## AIM OF THE EXERCISE
Gather, from the data below, each line in which the word "Results" occurs.

* * * * * * *

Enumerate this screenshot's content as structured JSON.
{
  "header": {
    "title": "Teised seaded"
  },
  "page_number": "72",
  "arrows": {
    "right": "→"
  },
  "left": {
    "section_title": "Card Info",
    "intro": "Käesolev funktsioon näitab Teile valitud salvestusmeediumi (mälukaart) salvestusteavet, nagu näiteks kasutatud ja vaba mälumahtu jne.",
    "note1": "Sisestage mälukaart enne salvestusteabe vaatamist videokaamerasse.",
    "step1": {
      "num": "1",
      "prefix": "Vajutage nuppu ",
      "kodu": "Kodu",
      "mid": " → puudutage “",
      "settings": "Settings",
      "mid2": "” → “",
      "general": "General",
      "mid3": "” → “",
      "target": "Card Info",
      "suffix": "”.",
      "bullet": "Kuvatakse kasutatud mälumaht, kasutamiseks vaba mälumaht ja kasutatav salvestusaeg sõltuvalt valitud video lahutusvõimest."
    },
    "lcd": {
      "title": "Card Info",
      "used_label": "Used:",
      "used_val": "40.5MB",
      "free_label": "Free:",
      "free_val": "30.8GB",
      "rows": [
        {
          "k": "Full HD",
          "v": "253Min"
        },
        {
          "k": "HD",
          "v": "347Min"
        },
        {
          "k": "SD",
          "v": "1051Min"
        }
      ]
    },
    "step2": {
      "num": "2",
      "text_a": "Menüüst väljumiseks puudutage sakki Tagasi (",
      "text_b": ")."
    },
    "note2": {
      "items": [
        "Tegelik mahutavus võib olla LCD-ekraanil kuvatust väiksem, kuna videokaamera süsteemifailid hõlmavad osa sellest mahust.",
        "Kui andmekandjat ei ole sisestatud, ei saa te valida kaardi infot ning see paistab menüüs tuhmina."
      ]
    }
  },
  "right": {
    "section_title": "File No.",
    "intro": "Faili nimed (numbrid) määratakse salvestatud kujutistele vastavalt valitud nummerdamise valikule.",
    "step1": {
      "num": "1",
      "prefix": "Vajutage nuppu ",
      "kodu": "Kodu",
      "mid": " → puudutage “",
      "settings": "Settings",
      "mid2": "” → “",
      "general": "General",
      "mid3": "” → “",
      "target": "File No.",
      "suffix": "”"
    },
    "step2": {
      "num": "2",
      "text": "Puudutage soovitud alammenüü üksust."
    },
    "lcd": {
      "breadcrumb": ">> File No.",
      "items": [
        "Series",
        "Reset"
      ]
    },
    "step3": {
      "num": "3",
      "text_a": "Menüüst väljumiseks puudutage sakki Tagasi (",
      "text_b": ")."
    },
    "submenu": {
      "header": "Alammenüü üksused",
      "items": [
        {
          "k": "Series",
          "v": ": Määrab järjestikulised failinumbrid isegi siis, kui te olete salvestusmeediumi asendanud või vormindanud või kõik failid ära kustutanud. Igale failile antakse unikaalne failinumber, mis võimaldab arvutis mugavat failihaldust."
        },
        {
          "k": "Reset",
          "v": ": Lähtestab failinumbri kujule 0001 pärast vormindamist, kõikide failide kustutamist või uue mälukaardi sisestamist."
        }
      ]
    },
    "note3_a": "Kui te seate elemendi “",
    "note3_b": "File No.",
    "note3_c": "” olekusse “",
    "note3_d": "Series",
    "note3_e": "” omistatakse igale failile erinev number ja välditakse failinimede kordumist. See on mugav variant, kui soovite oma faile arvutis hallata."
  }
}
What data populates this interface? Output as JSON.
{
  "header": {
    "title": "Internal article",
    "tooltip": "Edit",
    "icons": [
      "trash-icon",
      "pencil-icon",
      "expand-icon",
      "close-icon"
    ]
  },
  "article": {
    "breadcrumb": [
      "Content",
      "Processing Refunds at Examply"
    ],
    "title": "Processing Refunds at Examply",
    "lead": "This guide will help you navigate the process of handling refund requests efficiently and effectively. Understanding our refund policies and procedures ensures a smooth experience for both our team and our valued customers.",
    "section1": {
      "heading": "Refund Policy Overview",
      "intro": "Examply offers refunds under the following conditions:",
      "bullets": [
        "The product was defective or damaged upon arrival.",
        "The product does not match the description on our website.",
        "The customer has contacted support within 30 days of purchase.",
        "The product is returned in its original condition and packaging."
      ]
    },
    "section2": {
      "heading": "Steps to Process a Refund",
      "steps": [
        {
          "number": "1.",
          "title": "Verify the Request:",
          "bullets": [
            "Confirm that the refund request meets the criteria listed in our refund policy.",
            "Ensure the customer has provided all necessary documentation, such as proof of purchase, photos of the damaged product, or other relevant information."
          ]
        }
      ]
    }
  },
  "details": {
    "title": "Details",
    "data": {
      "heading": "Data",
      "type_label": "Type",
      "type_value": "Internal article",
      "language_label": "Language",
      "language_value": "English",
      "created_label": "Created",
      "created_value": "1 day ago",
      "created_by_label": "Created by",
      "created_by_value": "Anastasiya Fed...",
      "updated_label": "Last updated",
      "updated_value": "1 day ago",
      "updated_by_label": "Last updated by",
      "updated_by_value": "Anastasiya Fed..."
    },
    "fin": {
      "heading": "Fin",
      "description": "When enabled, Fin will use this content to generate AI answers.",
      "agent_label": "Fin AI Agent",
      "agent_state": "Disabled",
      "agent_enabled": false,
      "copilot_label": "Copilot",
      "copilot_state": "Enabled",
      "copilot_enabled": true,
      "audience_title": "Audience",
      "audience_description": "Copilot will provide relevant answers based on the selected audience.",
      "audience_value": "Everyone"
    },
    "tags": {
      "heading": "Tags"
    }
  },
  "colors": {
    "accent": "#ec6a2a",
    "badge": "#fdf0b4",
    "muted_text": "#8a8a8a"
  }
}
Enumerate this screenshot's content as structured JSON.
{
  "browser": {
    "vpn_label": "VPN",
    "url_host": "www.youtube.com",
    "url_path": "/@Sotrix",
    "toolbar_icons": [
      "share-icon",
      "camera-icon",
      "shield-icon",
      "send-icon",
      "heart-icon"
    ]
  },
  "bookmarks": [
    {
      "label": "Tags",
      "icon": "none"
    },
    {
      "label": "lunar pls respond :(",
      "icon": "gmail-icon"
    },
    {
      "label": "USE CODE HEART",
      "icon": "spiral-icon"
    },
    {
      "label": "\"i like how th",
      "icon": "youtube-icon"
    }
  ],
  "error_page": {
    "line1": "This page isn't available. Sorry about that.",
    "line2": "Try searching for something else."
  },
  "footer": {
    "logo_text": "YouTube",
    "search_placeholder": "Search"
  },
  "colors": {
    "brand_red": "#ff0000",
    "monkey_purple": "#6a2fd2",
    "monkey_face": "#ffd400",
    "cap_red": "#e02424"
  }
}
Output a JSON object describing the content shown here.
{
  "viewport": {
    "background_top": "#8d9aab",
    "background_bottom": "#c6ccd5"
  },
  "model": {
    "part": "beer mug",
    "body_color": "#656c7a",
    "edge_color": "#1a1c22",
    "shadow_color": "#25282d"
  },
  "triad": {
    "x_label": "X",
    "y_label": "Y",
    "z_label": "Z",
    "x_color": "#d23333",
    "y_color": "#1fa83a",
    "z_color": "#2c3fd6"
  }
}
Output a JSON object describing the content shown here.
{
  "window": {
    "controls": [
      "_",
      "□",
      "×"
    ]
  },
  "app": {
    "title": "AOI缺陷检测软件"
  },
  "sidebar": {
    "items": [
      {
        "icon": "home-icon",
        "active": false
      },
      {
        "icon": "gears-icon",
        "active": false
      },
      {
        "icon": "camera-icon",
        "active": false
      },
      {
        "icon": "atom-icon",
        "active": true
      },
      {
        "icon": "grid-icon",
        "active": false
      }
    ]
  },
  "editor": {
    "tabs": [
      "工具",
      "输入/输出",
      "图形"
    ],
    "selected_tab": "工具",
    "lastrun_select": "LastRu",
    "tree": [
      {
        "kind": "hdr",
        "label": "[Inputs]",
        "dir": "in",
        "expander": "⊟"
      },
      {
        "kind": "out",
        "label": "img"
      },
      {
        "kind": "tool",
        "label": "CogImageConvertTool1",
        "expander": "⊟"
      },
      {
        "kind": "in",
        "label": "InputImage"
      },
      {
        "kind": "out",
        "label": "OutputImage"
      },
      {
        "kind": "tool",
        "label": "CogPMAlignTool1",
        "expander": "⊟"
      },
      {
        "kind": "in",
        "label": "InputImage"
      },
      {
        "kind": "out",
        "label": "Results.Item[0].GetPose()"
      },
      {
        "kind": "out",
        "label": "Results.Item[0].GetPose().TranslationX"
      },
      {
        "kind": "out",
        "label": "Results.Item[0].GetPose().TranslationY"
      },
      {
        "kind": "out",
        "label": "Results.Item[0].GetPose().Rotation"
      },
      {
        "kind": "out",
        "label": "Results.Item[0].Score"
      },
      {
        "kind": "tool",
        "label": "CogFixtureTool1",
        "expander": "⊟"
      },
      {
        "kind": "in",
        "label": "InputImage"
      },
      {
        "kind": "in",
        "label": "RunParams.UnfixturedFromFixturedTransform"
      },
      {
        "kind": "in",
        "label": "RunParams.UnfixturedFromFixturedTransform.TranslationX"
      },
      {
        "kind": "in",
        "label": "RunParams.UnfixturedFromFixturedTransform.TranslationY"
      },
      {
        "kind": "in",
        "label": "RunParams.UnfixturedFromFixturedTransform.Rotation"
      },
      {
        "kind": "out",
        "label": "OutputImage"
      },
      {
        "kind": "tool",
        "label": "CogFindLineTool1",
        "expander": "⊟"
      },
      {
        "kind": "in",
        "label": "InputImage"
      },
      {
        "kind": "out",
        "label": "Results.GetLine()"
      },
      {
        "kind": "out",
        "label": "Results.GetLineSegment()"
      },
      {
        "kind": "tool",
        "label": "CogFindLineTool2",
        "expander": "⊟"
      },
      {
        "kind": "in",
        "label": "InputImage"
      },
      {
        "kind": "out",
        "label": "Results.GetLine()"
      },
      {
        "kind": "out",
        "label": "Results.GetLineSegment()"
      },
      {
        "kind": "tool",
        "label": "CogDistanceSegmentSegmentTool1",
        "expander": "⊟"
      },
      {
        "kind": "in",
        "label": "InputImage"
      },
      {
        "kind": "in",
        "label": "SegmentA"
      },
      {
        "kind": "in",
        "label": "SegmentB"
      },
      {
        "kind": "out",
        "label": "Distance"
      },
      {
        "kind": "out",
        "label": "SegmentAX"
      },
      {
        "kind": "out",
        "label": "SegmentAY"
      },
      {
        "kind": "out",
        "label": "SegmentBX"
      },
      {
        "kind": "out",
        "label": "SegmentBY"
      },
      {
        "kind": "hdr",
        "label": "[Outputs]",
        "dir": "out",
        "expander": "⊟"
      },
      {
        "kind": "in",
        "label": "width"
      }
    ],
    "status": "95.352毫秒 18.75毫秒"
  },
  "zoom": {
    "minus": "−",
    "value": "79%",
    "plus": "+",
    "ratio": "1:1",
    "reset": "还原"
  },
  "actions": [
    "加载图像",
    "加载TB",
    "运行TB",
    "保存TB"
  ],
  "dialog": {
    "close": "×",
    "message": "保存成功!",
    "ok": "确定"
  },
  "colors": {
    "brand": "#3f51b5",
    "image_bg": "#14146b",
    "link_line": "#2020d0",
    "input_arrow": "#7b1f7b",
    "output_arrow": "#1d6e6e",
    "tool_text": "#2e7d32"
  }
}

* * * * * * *

## YOUR SOLUTION
        "label": "Results.Item[0].GetPose()"
        "label": "Results.Item[0].GetPose().TranslationX"
        "label": "Results.Item[0].GetPose().TranslationY"
        "label": "Results.Item[0].GetPose().Rotation"
        "label": "Results.Item[0].Score"
        "label": "Results.GetLine()"
        "label": "Results.GetLineSegment()"
        "label": "Results.GetLine()"
        "label": "Results.GetLineSegment()"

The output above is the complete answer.